I couldn't help thinking about his comment that Mozart, were he alive now, would be playing a modern piano. I'm not so certain. He definitely would not be playing a pianoforte- that I can accept. But would he play a modern piano? Like Bach, Scarlatti, and Beethoven, (and many other famous composers) Mozart was always looking for the best - instruments that were capable of expressing every nuance of their artistic vision, instruments that did not interfere with this expression, and which were the ultimate interface between emotion and sound. I would tend to think that Mozart, were he alive today, would not be writing music that sounded anything like the Mozart that we know. Mozart would probably be a composer of mega Broadway musicals, and he would probably moonlight as a keyboardist in a punk band at night. Bach would be behind a stack of electronic keyboards hooked up to a powerful computer, carefully crafting his mathematical fugues with 144 different counterpoint lines. In his lifetime, Bach accumulated quite a good collection of keyboards, mostly harpsichords, but as well he had a number of clavichords, and interestingly enough, two lautenwerks. I think that is pretty indicative of the fact that he was after the latest and greatest, and was not necessarily married to harpsichords or pipe organs. It’s just that these were the instruments of the day, and that is what he composed for.

The “limitations” or idiomatic particulars of each instrument are critical in understanding music composed specifically for that instrument. The harpsichord is not capable of a great deal of difference in volume, no matter how hard you pound on the keys (and this does the instrument no good whatsoever). To vary the volume within a piece of music a composer simply wrote in more notes. More notes, more sound, less notes, less sound. To play Bach on the piano, no matter how beautiful played, is a bit anachronistic. To play Mozart on a modern piano is similarly out of context, but the results in both cases probably justify the transposition. Glenn Gould owned a harpsichord and played it to work through much of what he later recorded on a piano. The nuance and subtleties that the mechanics of the earlier instrument provides often gives an important insight into the mind of the composer and what he was trying to create.

The harpsichord was in general use for over 400 years until the piano reached a state of development that made it a practical instrument. The harpsichord, then, can be considered a fully developed and “finished” instrument. It has reached the zenith of its technological evolution. Modern “enhancements” the use of metal, plastic, and plywood, have not been generally regarded as improvements, and in the field of harpsichord building, authenticity is regarded as the hallmark of a fine instrument. The same cannot be said for pianos. There are several historical instances of early pianofortes being converted into harpsichords, which tells us that early pianos were probably not the best. With the advent of mass produced cast iron and factory made movements of great precision, even a person of modest means can own an instrument that would have been a technological marvel in Mozart’s time.
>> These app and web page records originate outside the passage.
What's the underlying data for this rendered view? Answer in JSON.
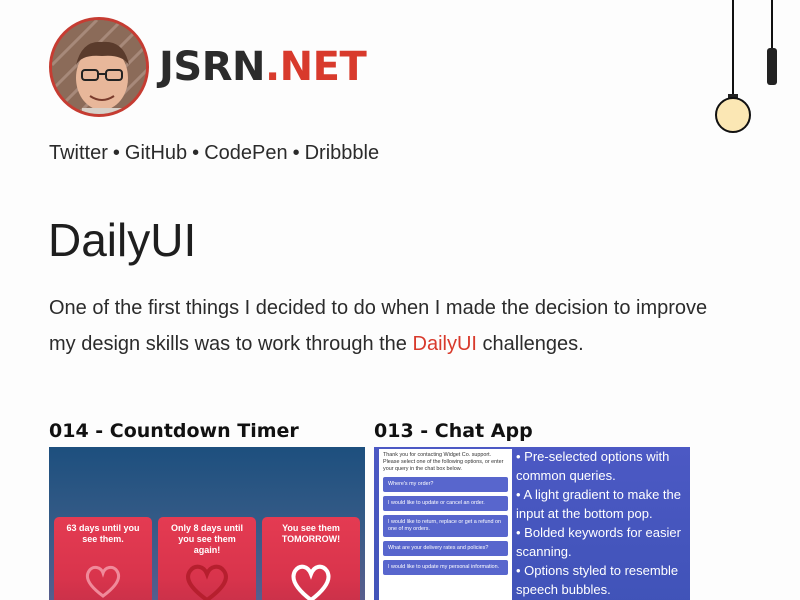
{
  "site": {
    "title_main": "JSRN",
    "title_accent": ".NET"
  },
  "social": {
    "links": [
      "Twitter",
      "GitHub",
      "CodePen",
      "Dribbble"
    ],
    "separator": "•"
  },
  "page": {
    "title": "DailyUI",
    "intro_before": "One of the first things I decided to do when I made the decision to improve my design skills was to work through the ",
    "intro_link": "DailyUI",
    "intro_after": " challenges."
  },
  "cards": [
    {
      "title": "014 - Countdown Timer",
      "tiles": [
        "63 days until you see them.",
        "Only 8 days until you see them again!",
        "You see them TOMORROW!"
      ]
    },
    {
      "title": "013 - Chat App",
      "chat_intro": "Thank you for contacting Widget Co. support. Please select one of the following options, or enter your query in the chat box below.",
      "chat_options": [
        "Where's my order?",
        "I would like to update or cancel an order.",
        "I would like to return, replace or get a refund on one of my orders.",
        "What are your delivery rates and policies?",
        "I would like to update my personal information."
      ],
      "bullets": [
        "• Pre-selected options with common queries.",
        "• A light gradient to make the input at the bottom pop.",
        "• Bolded keywords for easier scanning.",
        "• Options styled to resemble speech bubbles."
      ]
    }
  ],
  "colors": {
    "accent": "#d83a2c",
    "text": "#2b2b2b",
    "chat_bg": "#4c59c4",
    "timer_tile": "#e43b52"
  },
  "icons": {
    "lamp": "hanging-lightbulb-icon",
    "heart": "heart-outline-icon"
  }
}
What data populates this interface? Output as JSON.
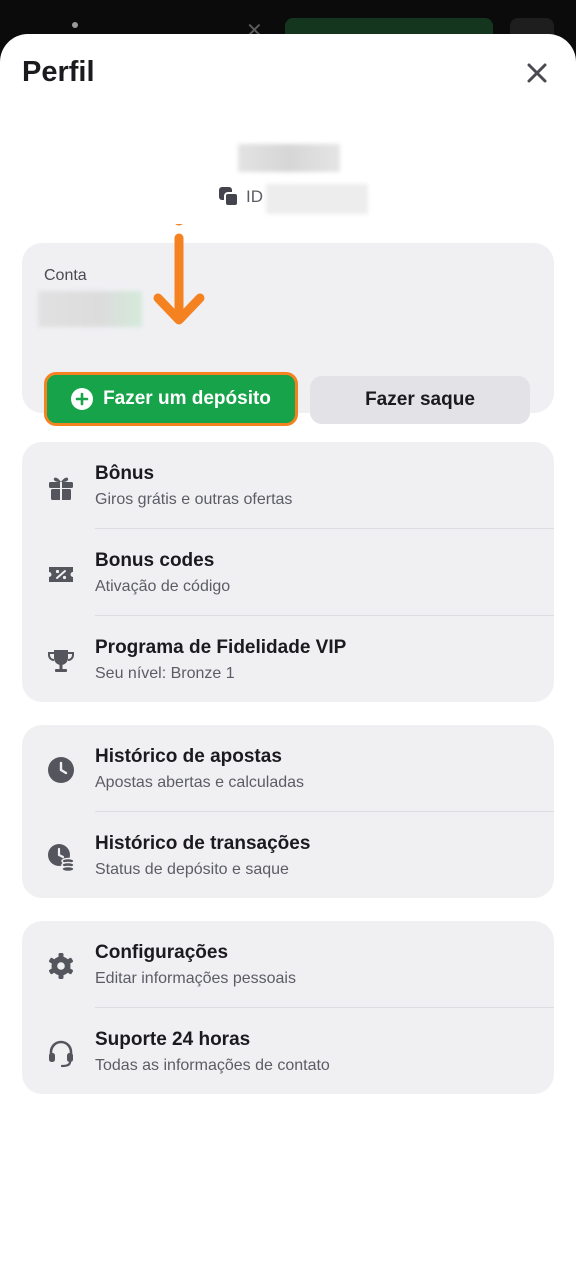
{
  "header": {
    "title": "Perfil",
    "close_icon": "close-icon"
  },
  "profile": {
    "id_label": "ID"
  },
  "account": {
    "label": "Conta",
    "deposit_label": "Fazer um depósito",
    "withdraw_label": "Fazer saque"
  },
  "menu_groups": [
    {
      "items": [
        {
          "title": "Bônus",
          "subtitle": "Giros grátis e outras ofertas",
          "icon": "gift-icon"
        },
        {
          "title": "Bonus codes",
          "subtitle": "Ativação de código",
          "icon": "coupon-icon"
        },
        {
          "title": "Programa de Fidelidade VIP",
          "subtitle": "Seu nível: Bronze 1",
          "icon": "trophy-icon"
        }
      ]
    },
    {
      "items": [
        {
          "title": "Histórico de apostas",
          "subtitle": "Apostas abertas e calculadas",
          "icon": "clock-icon"
        },
        {
          "title": "Histórico de transações",
          "subtitle": "Status de depósito e saque",
          "icon": "clock-coins-icon"
        }
      ]
    },
    {
      "items": [
        {
          "title": "Configurações",
          "subtitle": "Editar informações pessoais",
          "icon": "gear-icon"
        },
        {
          "title": "Suporte 24 horas",
          "subtitle": "Todas as informações de contato",
          "icon": "headset-icon"
        }
      ]
    }
  ],
  "colors": {
    "deposit_green": "#16a34a",
    "highlight_orange": "#f58220"
  }
}
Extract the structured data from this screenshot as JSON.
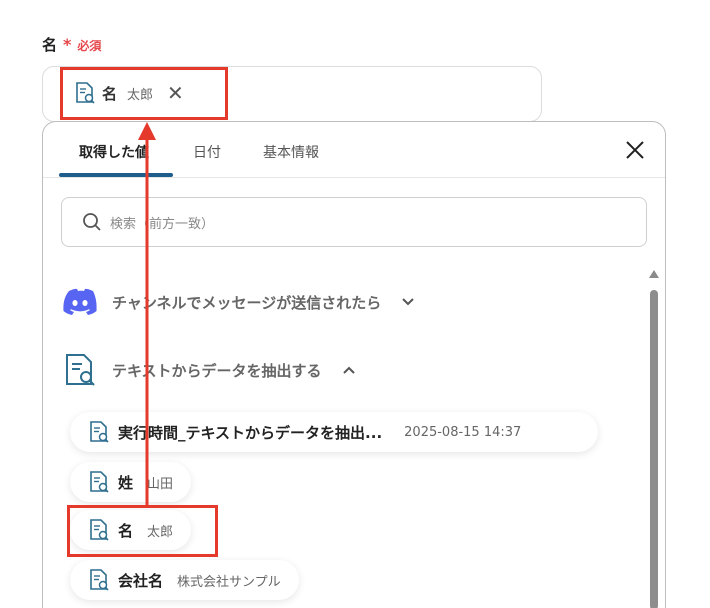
{
  "field": {
    "label": "名",
    "required_star": "*",
    "required_text": "必須",
    "chip": {
      "name": "名",
      "value": "太郎",
      "remove_glyph": "✕"
    }
  },
  "panel": {
    "tabs": [
      {
        "label": "取得した値",
        "active": true
      },
      {
        "label": "日付",
        "active": false
      },
      {
        "label": "基本情報",
        "active": false
      }
    ],
    "search_placeholder": "検索（前方一致）",
    "sections": [
      {
        "icon": "discord-icon",
        "label": "チャンネルでメッセージが送信されたら",
        "expanded": false
      },
      {
        "icon": "document-search-icon",
        "label": "テキストからデータを抽出する",
        "expanded": true
      }
    ],
    "items": [
      {
        "name": "実行時間_テキストからデータを抽出...",
        "value": "2025-08-15 14:37"
      },
      {
        "name": "姓",
        "value": "山田"
      },
      {
        "name": "名",
        "value": "太郎"
      },
      {
        "name": "会社名",
        "value": "株式会社サンプル"
      }
    ]
  },
  "colors": {
    "accent": "#1e5d8c",
    "highlight": "#e53a2b",
    "required": "#e5484d",
    "discord": "#5865f2"
  }
}
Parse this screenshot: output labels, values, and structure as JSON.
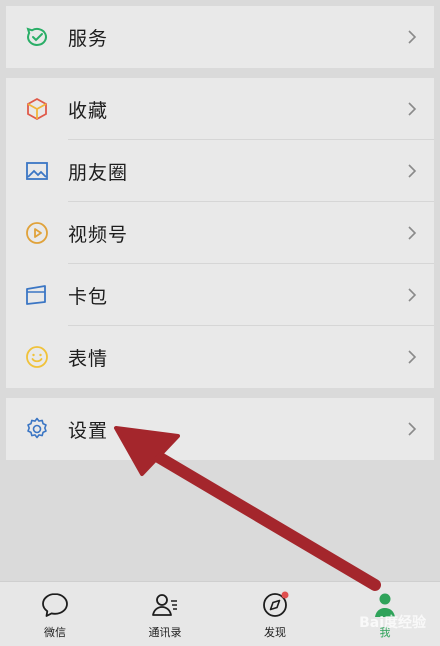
{
  "menu": {
    "group1": [
      {
        "label": "服务",
        "icon": "service-icon",
        "color": "#2aae67"
      }
    ],
    "group2": [
      {
        "label": "收藏",
        "icon": "favorites-cube-icon",
        "color": "#e05a4a"
      },
      {
        "label": "朋友圈",
        "icon": "moments-picture-icon",
        "color": "#3b76c4"
      },
      {
        "label": "视频号",
        "icon": "channels-play-icon",
        "color": "#e0a23a"
      },
      {
        "label": "卡包",
        "icon": "card-wallet-icon",
        "color": "#3b76c4"
      },
      {
        "label": "表情",
        "icon": "sticker-smile-icon",
        "color": "#f0c23a"
      }
    ],
    "group3": [
      {
        "label": "设置",
        "icon": "settings-gear-icon",
        "color": "#3b76c4"
      }
    ]
  },
  "tabbar": {
    "items": [
      {
        "label": "微信",
        "icon": "chat-bubble-icon",
        "active": false
      },
      {
        "label": "通讯录",
        "icon": "contacts-icon",
        "active": false
      },
      {
        "label": "发现",
        "icon": "discover-compass-icon",
        "active": false,
        "badge": true
      },
      {
        "label": "我",
        "icon": "me-person-icon",
        "active": true
      }
    ]
  },
  "annotation": {
    "arrow_color": "#a4262c"
  },
  "watermark": "Bai度经验"
}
In my opinion, Professor Silverman is correct in his conclusions of why playing Mozart on a modern piano is justified. I’m just not convinced it’s because that’s what the original composers would have done had they been alive today. I’m also equally certain that they would not be composing the type of music that the constraints and idiosyncrasies of their instruments afforded them.

In a way, this is almost the opposite of the issues that we face in Winter Harp. Some of the instruments we play are very ancient indeed, but we are by no means early music purists. Using early instruments- Celtic harps, psalteries, clay drums, etc. is mostly a conscious decision to avoid the familiar sound of their modern counterparts. What’s curious is that many people have commented that some of our instruments have a decidedly electronic sound to them.

I guess you can only relate to what you know…